I thought about other forest zones that don't give me such problems, such as Ashenvale and Felwood*, and two things do stand out:  the density of the foliage and the gaps in the forest.  Ashenvale and Felwood are temperate forests, and the density of the trees at flying level isn't so bad.  Or rather, you can fly at a decent level above ground and see where you're going.  You also get breaks in the forest where you can get your bearings and not feel so closed in.  With Sholazar (and U'G and Feralas), that feeling of claustrophobia can come on strong, along with the disorientation of a forest that looks alike in every direction.

Maybe with some Dramamine Sholazar Basin wouldn't feel so bad.  At the same time, however, it is pretty much a dead-end, storywise.  I'm not sure if that's what's intended, but the impression I get is that Sholazar is the odd-man out of the Northrend story Blizz wanted to tell.  Sure, there's an Avatar there fighting the encroachment of the Scourge, and you have a connection with Un'Goro, but as far as the focus on progressing the story toward the Endgame, Sholazar stands apart.  It takes you nowhere.  Normally I wouldn't mind, given that it expands the overall feel of the game world, but given that the three expansions after Vanilla got away from the "sandbox" type of game, Sholazar just feels out of step from the rest of the design goals for Azeroth.

*I would include the Ghostlands too, but you can't fly there.  Yet.

Monday, April 9, 2012

A Few Random Monday-ish Thoughts

It's no secret that I have a stable of Paladins.  Soul plays tanks, Rades (Orcish Army Knife) likes Hunters, and Vidyala (from Manalicious) likes Draenei.

What makes people stick with one race or toon or class over another, while others are confirmed Altoholics?

I can honestly say that I got into playing Paladins because of their similarities to D&D's Clerics.  I play Clerics --first because we needed a healer and then by choice-- and so naturally the first class I'd try out was the Priest, thinking it was a WoW version of a Cleric.

It took about 15 minutes before I discovered how wrong I was, and after some encouragement from Soul, I switched to the Paladin.

As for others, I can't say.  Maybe it's the appeal of bashing someone in the face, controlling the fight, or the lore of a specific race, but some folks latch on to something and don't let it go.

But Altoholics....

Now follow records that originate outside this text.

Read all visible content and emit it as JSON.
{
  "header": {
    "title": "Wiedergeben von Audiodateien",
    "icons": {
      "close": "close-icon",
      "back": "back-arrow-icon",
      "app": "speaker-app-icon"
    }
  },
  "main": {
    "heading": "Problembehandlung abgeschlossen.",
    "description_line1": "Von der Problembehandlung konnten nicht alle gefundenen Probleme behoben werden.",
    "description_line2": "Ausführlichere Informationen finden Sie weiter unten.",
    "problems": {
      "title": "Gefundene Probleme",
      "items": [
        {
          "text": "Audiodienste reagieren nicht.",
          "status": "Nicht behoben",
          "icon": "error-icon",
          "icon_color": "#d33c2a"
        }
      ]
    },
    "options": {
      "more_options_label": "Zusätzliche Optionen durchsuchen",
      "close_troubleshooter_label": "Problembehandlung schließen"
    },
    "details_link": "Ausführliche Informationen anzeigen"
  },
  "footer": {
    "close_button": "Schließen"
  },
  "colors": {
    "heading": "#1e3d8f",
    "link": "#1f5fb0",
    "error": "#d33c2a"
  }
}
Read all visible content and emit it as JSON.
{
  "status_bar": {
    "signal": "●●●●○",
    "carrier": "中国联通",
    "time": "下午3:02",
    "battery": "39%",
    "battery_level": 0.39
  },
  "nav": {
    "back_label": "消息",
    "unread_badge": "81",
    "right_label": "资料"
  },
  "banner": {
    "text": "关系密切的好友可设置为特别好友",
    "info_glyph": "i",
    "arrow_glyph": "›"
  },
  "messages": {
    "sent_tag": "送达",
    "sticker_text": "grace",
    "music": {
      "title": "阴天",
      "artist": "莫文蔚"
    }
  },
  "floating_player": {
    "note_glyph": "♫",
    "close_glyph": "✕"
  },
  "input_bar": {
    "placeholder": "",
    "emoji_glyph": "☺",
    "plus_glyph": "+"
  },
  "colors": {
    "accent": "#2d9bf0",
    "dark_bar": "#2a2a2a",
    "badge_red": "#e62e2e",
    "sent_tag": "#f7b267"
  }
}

I watch my son play LOTRO, and I swear every time I turn around he's creating a new character.  He likes to play Hobbits, but I don't think he could settle on a single character even if his life depended on it.

Oh well.  Diff'rent strokes for diff'rent folks, right?


As I've been working through Alliance-side Loremaster on Tomakan, I've cruised through Grizzly Hills.  In a post-Cata world, this, more than anything else, sticks out like a sore thumb.

"Have you been bloody bitten??!!" the Alliance scout shrieks as we're fleeing to safety.  The fear and loathing of the Worgen in that zone is just as palpable as you'll find in pre-Cata Silverpine Forest and Duskwood, and they are so far out of the reality of Worgen as Alliance that it's laughable.

Can you imagine that Alliance scout asking that of a Worgen toon?

"Um, well....  Now that you mention it, yeah!!  But I got better...."


I encountered a newbie in Zul'Drak this past weekend.  I'd forgotten how fresh everything seemed at that stage of the game, but even then, this newbie was in a race to 85.  I got the impression that he was jumping as quickly as he could from zone to zone, following some manual or add-on, which put a damper on my reverie, but merely finding a newbie these days is an achievement when you're surrounded by jaded veterans at max level.

I think I need to get out and hang around in the starter zones a bit more often these days...